Bloomberg writes all the physical assets owned by all the companies in the S & P 500, all the cars and office building and factories and merchandise, if sold would generate less than 20% of the index’s value. The vast majority of the value in in intangible items such as algorithms, brands and lists.
The shift started with the advent of the computer age in the mid 1990s, picked up considerably during the financial panic of 2008 eclipsing the 50% level when asset values plunged and went on steroids in March. Is this realistic? Are intangibles worth this much more than tangibles?
Ultimately the value of a company is its expected cashflow discounted by some interest rate and most will agree valuations by this metric are greatly extended in the “intangible” sector, a sector that does not have any “residual value.”

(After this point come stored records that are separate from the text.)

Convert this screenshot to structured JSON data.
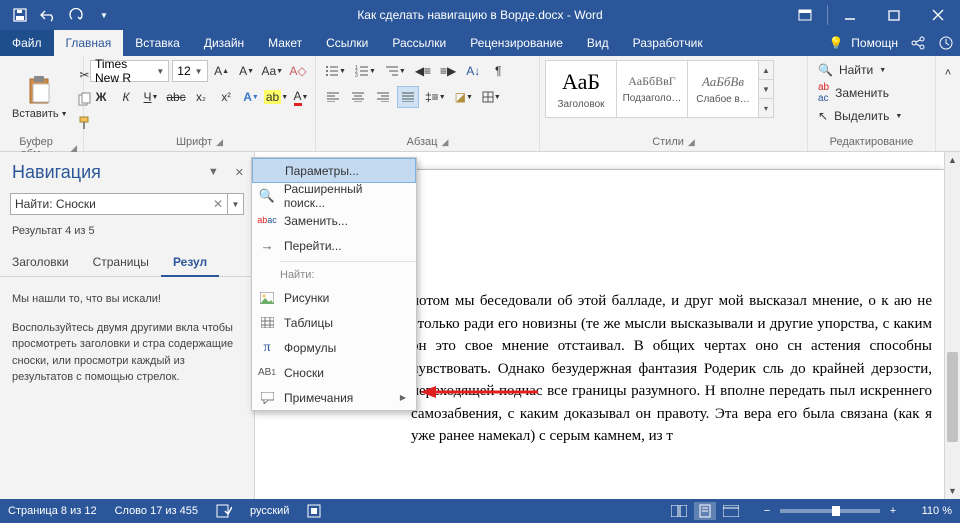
{
  "titlebar": {
    "title": "Как сделать навигацию в Ворде.docx - Word"
  },
  "tabs": {
    "file": "Файл",
    "home": "Главная",
    "insert": "Вставка",
    "design": "Дизайн",
    "layout": "Макет",
    "references": "Ссылки",
    "mailings": "Рассылки",
    "review": "Рецензирование",
    "view": "Вид",
    "developer": "Разработчик",
    "help": "Помощн"
  },
  "ribbon": {
    "clipboard": {
      "label": "Буфер обм…",
      "paste": "Вставить"
    },
    "font": {
      "label": "Шрифт",
      "family": "Times New R",
      "size": "12",
      "bold": "Ж",
      "italic": "К",
      "underline": "Ч",
      "strike": "abc"
    },
    "paragraph": {
      "label": "Абзац"
    },
    "styles": {
      "label": "Стили",
      "s1": {
        "preview": "АаБ",
        "name": "Заголовок"
      },
      "s2": {
        "preview": "АаБбВвГ",
        "name": "Подзаголо…"
      },
      "s3": {
        "preview": "АаБбВв",
        "name": "Слабое в…"
      }
    },
    "editing": {
      "label": "Редактирование",
      "find": "Найти",
      "replace": "Заменить",
      "select": "Выделить"
    }
  },
  "nav": {
    "title": "Навигация",
    "search_value": "Найти: Сноски",
    "result": "Результат 4 из 5",
    "tabs": {
      "headings": "Заголовки",
      "pages": "Страницы",
      "results": "Резул"
    },
    "found_header": "Мы нашли то, что вы искали!",
    "found_body": "Воспользуйтесь двумя другими вкла чтобы просмотреть заголовки и стра содержащие сноски, или просмотри каждый из результатов с помощью стрелок."
  },
  "menu": {
    "options": "Параметры...",
    "adv_search": "Расширенный поиск...",
    "replace": "Заменить...",
    "goto": "Перейти...",
    "find_header": "Найти:",
    "pictures": "Рисунки",
    "tables": "Таблицы",
    "formulas": "Формулы",
    "footnotes": "Сноски",
    "comments": "Примечания"
  },
  "doc_text": "потом мы беседовали об этой балладе, и друг мой высказал мнение, о к аю не столько ради его новизны (те же мысли высказывали и другие упорства, с каким он это свое мнение отстаивал. В общих чертах оно сн астения способны чувствовать. Однако безудержная фантазия Родерик сль до крайней дерзости, переходящей подчас все границы разумного. Н вполне передать пыл искреннего самозабвения, с каким доказывал он правоту. Эта вера его была связана (как я уже ранее намекал) с серым камнем, из т",
  "status": {
    "page": "Страница 8 из 12",
    "words": "Слово 17 из 455",
    "lang": "русский",
    "zoom": "110 %"
  }
}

Today’s massive record disparity between value and growth is widely documented. The above data further accentuates this point.
The pivotal question is whether there will be transition back to “hard assets” or aka value.
Our economy is an asset-based economy, defined as lending on an asset believing the value of the collateral will increase over time, with the loan being paid back with tomorrow’s dollar which will decline in value because of inflationary pressures.
Inflation and interest rates peaked in the early 1980s at around 14%, around the peak in the value of “tangible assets.” Simplistically speaking, today interest rates are around 1% and inflation is about 2%., a relationship in itself that should produce strong growth. Will there be a reversal in inflationary pressures, hence a change in the how the S & P 500 values intangible and tangible assets?
In about 15 months the national debt has surged from around $21 trillion to about $27 trillion. In 45 days, the national debt will increase to $29 or $30 trillion. Money supply is surging at a record 25% plus percent. Historically money supply growth is around the inflation rate. Excess banks reserves are over $4 trillion versus the long term average of $1 billion, reserves that money center banks are not earning interest.
Historically the above environment produces inflationary growth and in some regards is synonymous with the disastrous economic policies of the “Banana Republics.”
Fortunes will be made and lost if there is even a nominal shift back to tangible items, a shift which by definition will be partially the result of inflationary pressures.
Speaking of federal spending, markets yesterday were volatile based upon stimulus headlines. I rhetorically ask if government spending is the elixir for stellar economic growth, why have the socialist democratic European countries as well as Japan struggled between two and three decades?
Last night the foreign markets were mixed. London was up 0.08%, Paris up 0.20% and Frankfurt up 0.05%. China was down 0.38%, Japan down 0.70% and Hang Sang up 0.13%.
The Dow should open moderately lower on stimulus and election concerns. The 10-year is up 4/32 to yield 0.82%.